Dataset rows describing interfaces.

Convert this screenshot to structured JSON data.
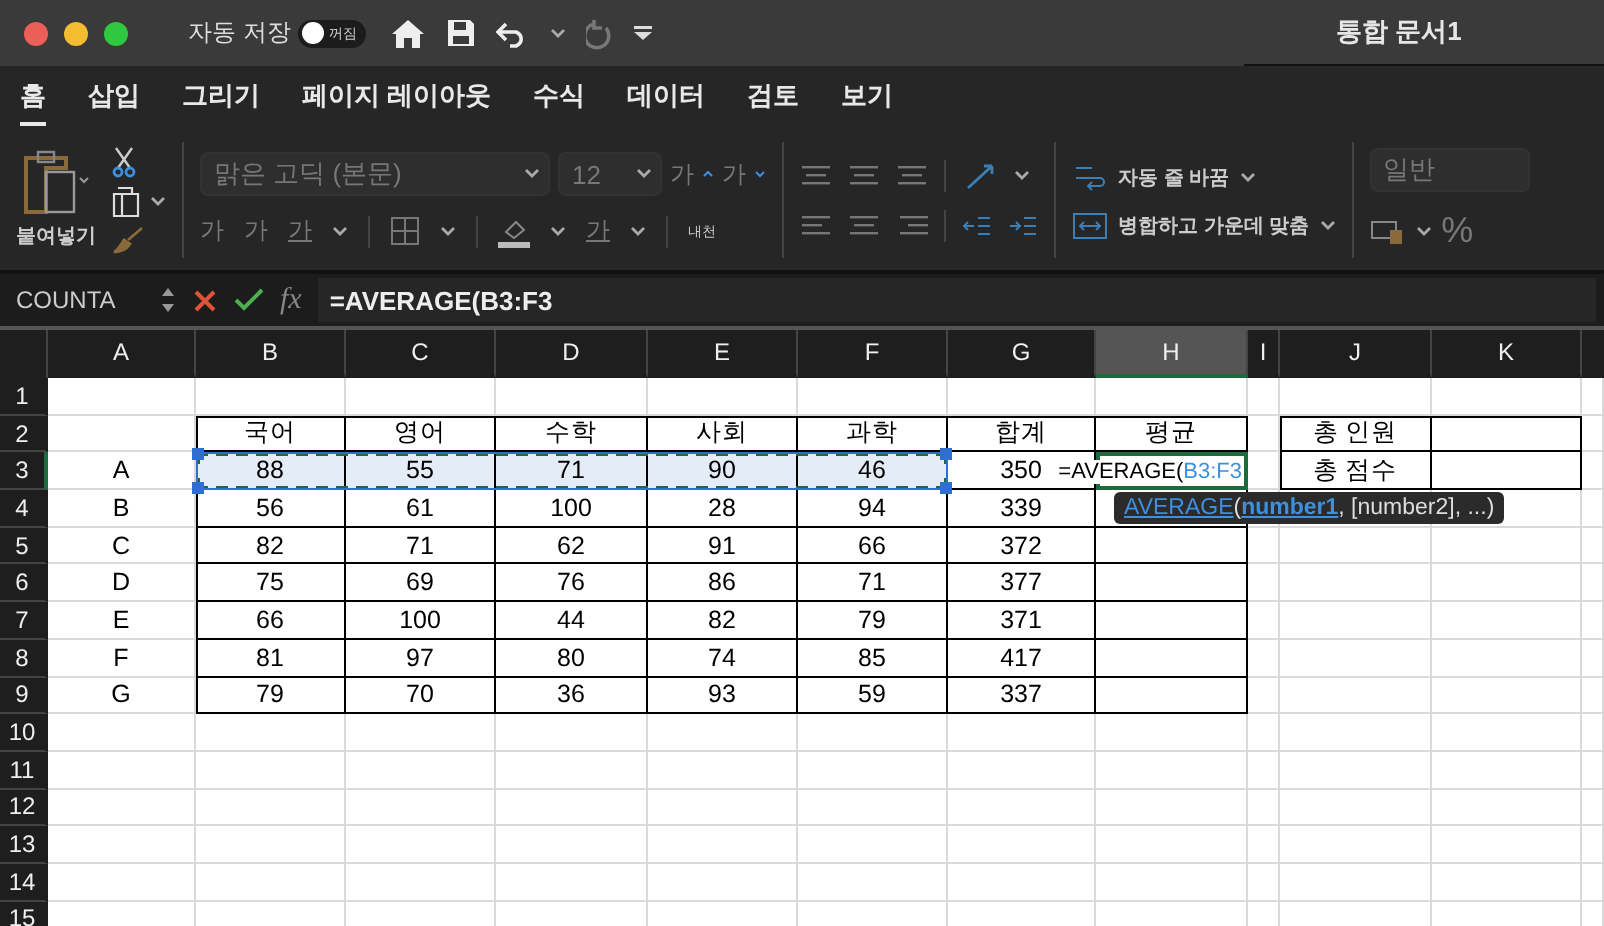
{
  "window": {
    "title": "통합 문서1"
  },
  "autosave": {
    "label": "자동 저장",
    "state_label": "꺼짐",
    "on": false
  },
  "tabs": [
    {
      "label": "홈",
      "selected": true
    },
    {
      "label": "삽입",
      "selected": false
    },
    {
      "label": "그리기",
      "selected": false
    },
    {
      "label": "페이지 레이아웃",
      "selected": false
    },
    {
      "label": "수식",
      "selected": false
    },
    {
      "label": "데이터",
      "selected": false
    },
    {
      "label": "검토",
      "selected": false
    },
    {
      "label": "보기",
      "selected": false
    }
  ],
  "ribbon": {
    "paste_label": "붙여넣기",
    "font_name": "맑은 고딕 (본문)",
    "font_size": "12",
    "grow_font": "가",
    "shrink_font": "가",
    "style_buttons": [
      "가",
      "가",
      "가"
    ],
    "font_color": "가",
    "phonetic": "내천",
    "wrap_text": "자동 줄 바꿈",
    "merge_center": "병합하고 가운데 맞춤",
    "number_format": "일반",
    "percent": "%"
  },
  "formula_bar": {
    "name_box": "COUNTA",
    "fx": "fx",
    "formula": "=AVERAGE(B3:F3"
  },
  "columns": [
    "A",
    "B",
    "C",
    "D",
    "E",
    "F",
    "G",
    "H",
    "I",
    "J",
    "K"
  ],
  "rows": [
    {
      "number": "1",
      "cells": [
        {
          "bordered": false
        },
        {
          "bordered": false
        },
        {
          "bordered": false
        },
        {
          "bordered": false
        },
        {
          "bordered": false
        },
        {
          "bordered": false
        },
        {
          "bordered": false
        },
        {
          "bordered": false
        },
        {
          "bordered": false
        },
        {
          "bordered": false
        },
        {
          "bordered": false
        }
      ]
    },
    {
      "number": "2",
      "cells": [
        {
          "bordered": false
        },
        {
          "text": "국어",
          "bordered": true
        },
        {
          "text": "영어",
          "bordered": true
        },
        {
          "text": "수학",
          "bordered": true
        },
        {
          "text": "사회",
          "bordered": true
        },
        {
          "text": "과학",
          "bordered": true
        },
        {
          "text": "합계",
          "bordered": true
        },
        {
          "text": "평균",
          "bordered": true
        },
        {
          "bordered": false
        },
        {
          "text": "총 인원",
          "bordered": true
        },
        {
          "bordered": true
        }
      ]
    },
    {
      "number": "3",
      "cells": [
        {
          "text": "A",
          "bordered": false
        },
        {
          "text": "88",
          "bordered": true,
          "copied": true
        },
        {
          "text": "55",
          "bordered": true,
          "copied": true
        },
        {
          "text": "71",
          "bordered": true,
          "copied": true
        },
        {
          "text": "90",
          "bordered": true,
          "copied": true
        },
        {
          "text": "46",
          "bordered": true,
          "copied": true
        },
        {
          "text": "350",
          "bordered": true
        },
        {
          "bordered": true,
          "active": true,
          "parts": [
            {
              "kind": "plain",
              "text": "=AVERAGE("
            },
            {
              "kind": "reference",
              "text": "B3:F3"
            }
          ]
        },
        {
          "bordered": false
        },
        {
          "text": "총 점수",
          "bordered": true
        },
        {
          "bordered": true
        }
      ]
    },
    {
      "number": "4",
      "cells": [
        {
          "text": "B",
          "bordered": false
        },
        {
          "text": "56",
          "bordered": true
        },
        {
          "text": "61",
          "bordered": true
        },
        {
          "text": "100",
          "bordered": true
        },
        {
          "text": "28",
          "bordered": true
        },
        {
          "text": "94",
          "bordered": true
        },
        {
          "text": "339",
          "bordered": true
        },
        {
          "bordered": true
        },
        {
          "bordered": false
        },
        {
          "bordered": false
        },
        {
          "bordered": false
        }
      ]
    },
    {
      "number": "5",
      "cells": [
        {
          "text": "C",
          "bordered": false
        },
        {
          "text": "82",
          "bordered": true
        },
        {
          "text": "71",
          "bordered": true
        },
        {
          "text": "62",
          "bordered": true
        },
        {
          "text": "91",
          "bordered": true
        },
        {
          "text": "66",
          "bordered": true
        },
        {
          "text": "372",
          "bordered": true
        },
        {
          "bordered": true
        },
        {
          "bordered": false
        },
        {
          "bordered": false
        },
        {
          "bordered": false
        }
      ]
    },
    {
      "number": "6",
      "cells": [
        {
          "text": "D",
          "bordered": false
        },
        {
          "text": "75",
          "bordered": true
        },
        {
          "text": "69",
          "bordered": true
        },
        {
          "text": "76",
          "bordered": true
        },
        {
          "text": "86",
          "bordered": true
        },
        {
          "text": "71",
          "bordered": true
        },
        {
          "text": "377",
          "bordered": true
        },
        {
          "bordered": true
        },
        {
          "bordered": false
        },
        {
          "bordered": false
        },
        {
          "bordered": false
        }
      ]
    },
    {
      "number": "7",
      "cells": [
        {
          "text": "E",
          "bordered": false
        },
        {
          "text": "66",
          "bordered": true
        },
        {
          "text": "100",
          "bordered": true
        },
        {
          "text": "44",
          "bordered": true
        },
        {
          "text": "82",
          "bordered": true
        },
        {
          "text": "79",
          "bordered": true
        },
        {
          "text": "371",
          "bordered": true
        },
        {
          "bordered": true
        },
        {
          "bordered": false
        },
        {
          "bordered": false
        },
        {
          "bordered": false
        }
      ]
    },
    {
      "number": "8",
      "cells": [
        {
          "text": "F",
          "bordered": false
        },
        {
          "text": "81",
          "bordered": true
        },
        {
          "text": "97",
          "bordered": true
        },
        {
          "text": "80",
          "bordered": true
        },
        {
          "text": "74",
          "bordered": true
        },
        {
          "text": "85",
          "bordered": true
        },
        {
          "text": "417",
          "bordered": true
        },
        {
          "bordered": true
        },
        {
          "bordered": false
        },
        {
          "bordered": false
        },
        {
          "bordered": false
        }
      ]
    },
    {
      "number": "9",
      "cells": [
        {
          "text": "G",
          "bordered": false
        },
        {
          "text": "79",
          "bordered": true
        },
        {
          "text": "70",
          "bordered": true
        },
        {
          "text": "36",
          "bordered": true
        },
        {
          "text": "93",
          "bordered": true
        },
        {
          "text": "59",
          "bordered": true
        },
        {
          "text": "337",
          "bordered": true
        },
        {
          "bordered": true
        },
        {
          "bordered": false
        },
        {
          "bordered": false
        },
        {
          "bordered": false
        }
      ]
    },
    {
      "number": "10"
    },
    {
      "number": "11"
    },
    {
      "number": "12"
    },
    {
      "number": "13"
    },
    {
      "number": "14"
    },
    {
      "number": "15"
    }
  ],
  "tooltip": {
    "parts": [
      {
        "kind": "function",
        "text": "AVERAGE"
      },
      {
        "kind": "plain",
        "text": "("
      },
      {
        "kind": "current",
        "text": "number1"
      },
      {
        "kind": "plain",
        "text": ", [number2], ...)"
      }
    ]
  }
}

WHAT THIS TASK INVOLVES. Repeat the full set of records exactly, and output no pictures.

RESULT FOR THIS TASK.
Convert this screenshot to structured JSON data.
{
  "window": {
    "title": "통합 문서1"
  },
  "autosave": {
    "label": "자동 저장",
    "state_label": "꺼짐",
    "on": false
  },
  "tabs": [
    {
      "label": "홈",
      "selected": true
    },
    {
      "label": "삽입",
      "selected": false
    },
    {
      "label": "그리기",
      "selected": false
    },
    {
      "label": "페이지 레이아웃",
      "selected": false
    },
    {
      "label": "수식",
      "selected": false
    },
    {
      "label": "데이터",
      "selected": false
    },
    {
      "label": "검토",
      "selected": false
    },
    {
      "label": "보기",
      "selected": false
    }
  ],
  "ribbon": {
    "paste_label": "붙여넣기",
    "font_name": "맑은 고딕 (본문)",
    "font_size": "12",
    "grow_font": "가",
    "shrink_font": "가",
    "style_buttons": [
      "가",
      "가",
      "가"
    ],
    "font_color": "가",
    "phonetic": "내천",
    "wrap_text": "자동 줄 바꿈",
    "merge_center": "병합하고 가운데 맞춤",
    "number_format": "일반",
    "percent": "%"
  },
  "formula_bar": {
    "name_box": "COUNTA",
    "fx": "fx",
    "formula": "=AVERAGE(B3:F3"
  },
  "columns": [
    "A",
    "B",
    "C",
    "D",
    "E",
    "F",
    "G",
    "H",
    "I",
    "J",
    "K"
  ],
  "rows": [
    {
      "number": "1",
      "cells": [
        {
          "bordered": false
        },
        {
          "bordered": false
        },
        {
          "bordered": false
        },
        {
          "bordered": false
        },
        {
          "bordered": false
        },
        {
          "bordered": false
        },
        {
          "bordered": false
        },
        {
          "bordered": false
        },
        {
          "bordered": false
        },
        {
          "bordered": false
        },
        {
          "bordered": false
        }
      ]
    },
    {
      "number": "2",
      "cells": [
        {
          "bordered": false
        },
        {
          "text": "국어",
          "bordered": true
        },
        {
          "text": "영어",
          "bordered": true
        },
        {
          "text": "수학",
          "bordered": true
        },
        {
          "text": "사회",
          "bordered": true
        },
        {
          "text": "과학",
          "bordered": true
        },
        {
          "text": "합계",
          "bordered": true
        },
        {
          "text": "평균",
          "bordered": true
        },
        {
          "bordered": false
        },
        {
          "text": "총 인원",
          "bordered": true
        },
        {
          "bordered": true
        }
      ]
    },
    {
      "number": "3",
      "cells": [
        {
          "text": "A",
          "bordered": false
        },
        {
          "text": "88",
          "bordered": true,
          "copied": true
        },
        {
          "text": "55",
          "bordered": true,
          "copied": true
        },
        {
          "text": "71",
          "bordered": true,
          "copied": true
        },
        {
          "text": "90",
          "bordered": true,
          "copied": true
        },
        {
          "text": "46",
          "bordered": true,
          "copied": true
        },
        {
          "text": "350",
          "bordered": true
        },
        {
          "bordered": true,
          "active": true,
          "parts": [
            {
              "kind": "plain",
              "text": "=AVERAGE("
            },
            {
              "kind": "reference",
              "text": "B3:F3"
            }
          ]
        },
        {
          "bordered": false
        },
        {
          "text": "총 점수",
          "bordered": true
        },
        {
          "bordered": true
        }
      ]
    },
    {
      "number": "4",
      "cells": [
        {
          "text": "B",
          "bordered": false
        },
        {
          "text": "56",
          "bordered": true
        },
        {
          "text": "61",
          "bordered": true
        },
        {
          "text": "100",
          "bordered": true
        },
        {
          "text": "28",
          "bordered": true
        },
        {
          "text": "94",
          "bordered": true
        },
        {
          "text": "339",
          "bordered": true
        },
        {
          "bordered": true
        },
        {
          "bordered": false
        },
        {
          "bordered": false
        },
        {
          "bordered": false
        }
      ]
    },
    {
      "number": "5",
      "cells": [
        {
          "text": "C",
          "bordered": false
        },
        {
          "text": "82",
          "bordered": true
        },
        {
          "text": "71",
          "bordered": true
        },
        {
          "text": "62",
          "bordered": true
        },
        {
          "text": "91",
          "bordered": true
        },
        {
          "text": "66",
          "bordered": true
        },
        {
          "text": "372",
          "bordered": true
        },
        {
          "bordered": true
        },
        {
          "bordered": false
        },
        {
          "bordered": false
        },
        {
          "bordered": false
        }
      ]
    },
    {
      "number": "6",
      "cells": [
        {
          "text": "D",
          "bordered": false
        },
        {
          "text": "75",
          "bordered": true
        },
        {
          "text": "69",
          "bordered": true
        },
        {
          "text": "76",
          "bordered": true
        },
        {
          "text": "86",
          "bordered": true
        },
        {
          "text": "71",
          "bordered": true
        },
        {
          "text": "377",
          "bordered": true
        },
        {
          "bordered": true
        },
        {
          "bordered": false
        },
        {
          "bordered": false
        },
        {
          "bordered": false
        }
      ]
    },
    {
      "number": "7",
      "cells": [
        {
          "text": "E",
          "bordered": false
        },
        {
          "text": "66",
          "bordered": true
        },
        {
          "text": "100",
          "bordered": true
        },
        {
          "text": "44",
          "bordered": true
        },
        {
          "text": "82",
          "bordered": true
        },
        {
          "text": "79",
          "bordered": true
        },
        {
          "text": "371",
          "bordered": true
        },
        {
          "bordered": true
        },
        {
          "bordered": false
        },
        {
          "bordered": false
        },
        {
          "bordered": false
        }
      ]
    },
    {
      "number": "8",
      "cells": [
        {
          "text": "F",
          "bordered": false
        },
        {
          "text": "81",
          "bordered": true
        },
        {
          "text": "97",
          "bordered": true
        },
        {
          "text": "80",
          "bordered": true
        },
        {
          "text": "74",
          "bordered": true
        },
        {
          "text": "85",
          "bordered": true
        },
        {
          "text": "417",
          "bordered": true
        },
        {
          "bordered": true
        },
        {
          "bordered": false
        },
        {
          "bordered": false
        },
        {
          "bordered": false
        }
      ]
    },
    {
      "number": "9",
      "cells": [
        {
          "text": "G",
          "bordered": false
        },
        {
          "text": "79",
          "bordered": true
        },
        {
          "text": "70",
          "bordered": true
        },
        {
          "text": "36",
          "bordered": true
        },
        {
          "text": "93",
          "bordered": true
        },
        {
          "text": "59",
          "bordered": true
        },
        {
          "text": "337",
          "bordered": true
        },
        {
          "bordered": true
        },
        {
          "bordered": false
        },
        {
          "bordered": false
        },
        {
          "bordered": false
        }
      ]
    },
    {
      "number": "10"
    },
    {
      "number": "11"
    },
    {
      "number": "12"
    },
    {
      "number": "13"
    },
    {
      "number": "14"
    },
    {
      "number": "15"
    }
  ],
  "tooltip": {
    "parts": [
      {
        "kind": "function",
        "text": "AVERAGE"
      },
      {
        "kind": "plain",
        "text": "("
      },
      {
        "kind": "current",
        "text": "number1"
      },
      {
        "kind": "plain",
        "text": ", [number2], ...)"
      }
    ]
  }
}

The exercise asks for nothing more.